- _Exercise data_
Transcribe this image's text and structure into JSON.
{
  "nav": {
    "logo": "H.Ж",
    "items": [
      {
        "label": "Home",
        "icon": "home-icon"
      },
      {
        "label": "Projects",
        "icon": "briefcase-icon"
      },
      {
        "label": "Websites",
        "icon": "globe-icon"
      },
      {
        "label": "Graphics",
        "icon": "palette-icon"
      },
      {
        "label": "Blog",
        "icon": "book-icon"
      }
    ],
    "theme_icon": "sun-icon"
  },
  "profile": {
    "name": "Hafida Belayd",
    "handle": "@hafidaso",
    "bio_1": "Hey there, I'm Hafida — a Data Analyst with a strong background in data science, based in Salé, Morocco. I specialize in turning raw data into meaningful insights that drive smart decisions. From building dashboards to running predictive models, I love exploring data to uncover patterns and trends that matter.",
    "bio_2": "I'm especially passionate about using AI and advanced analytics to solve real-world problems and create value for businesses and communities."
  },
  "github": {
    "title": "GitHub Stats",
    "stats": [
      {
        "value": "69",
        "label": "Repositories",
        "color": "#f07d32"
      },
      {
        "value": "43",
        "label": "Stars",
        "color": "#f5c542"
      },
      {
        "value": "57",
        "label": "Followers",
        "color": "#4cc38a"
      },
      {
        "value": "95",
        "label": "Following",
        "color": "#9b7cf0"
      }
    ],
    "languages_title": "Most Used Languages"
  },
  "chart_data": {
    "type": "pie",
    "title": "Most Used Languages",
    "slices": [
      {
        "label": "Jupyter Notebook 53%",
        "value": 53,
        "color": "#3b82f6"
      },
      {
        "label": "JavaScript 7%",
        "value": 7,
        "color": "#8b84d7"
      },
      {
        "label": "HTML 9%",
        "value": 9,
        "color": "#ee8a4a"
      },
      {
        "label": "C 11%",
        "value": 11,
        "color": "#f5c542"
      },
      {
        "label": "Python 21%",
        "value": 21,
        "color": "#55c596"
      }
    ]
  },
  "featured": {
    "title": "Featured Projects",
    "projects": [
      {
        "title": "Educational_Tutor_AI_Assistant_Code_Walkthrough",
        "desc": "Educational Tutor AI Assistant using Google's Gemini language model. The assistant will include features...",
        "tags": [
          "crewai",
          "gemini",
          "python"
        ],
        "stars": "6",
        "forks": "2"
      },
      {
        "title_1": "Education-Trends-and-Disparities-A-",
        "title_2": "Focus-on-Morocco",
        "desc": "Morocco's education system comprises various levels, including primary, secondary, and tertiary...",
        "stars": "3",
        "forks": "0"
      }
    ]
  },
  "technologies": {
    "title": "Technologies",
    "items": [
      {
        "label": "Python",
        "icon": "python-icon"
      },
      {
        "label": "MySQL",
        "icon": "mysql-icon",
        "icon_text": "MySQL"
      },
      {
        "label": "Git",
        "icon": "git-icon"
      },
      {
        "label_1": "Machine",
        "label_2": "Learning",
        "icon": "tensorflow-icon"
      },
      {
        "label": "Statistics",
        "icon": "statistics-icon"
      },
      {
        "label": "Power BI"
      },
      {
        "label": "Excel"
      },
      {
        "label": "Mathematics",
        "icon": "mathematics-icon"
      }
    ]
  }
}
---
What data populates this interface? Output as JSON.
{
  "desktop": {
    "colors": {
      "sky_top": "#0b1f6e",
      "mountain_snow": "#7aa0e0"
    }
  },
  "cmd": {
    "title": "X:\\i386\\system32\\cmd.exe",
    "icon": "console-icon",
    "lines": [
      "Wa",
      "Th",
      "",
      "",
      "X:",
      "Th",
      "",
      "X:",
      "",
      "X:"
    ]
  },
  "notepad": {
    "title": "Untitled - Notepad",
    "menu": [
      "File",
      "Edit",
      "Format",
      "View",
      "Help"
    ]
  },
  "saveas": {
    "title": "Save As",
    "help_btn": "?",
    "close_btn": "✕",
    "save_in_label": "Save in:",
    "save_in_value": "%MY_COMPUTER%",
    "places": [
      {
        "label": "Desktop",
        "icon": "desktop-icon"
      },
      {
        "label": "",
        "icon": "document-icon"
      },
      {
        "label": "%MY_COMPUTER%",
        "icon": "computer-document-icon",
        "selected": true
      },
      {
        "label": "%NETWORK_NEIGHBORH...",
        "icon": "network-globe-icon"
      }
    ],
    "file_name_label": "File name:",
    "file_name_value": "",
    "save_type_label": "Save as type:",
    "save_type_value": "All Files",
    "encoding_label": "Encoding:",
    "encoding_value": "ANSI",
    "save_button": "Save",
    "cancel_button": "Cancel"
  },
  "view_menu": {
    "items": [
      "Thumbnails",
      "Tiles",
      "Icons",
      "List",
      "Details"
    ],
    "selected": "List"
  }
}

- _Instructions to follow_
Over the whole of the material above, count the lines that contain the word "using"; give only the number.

- _Written answer_
2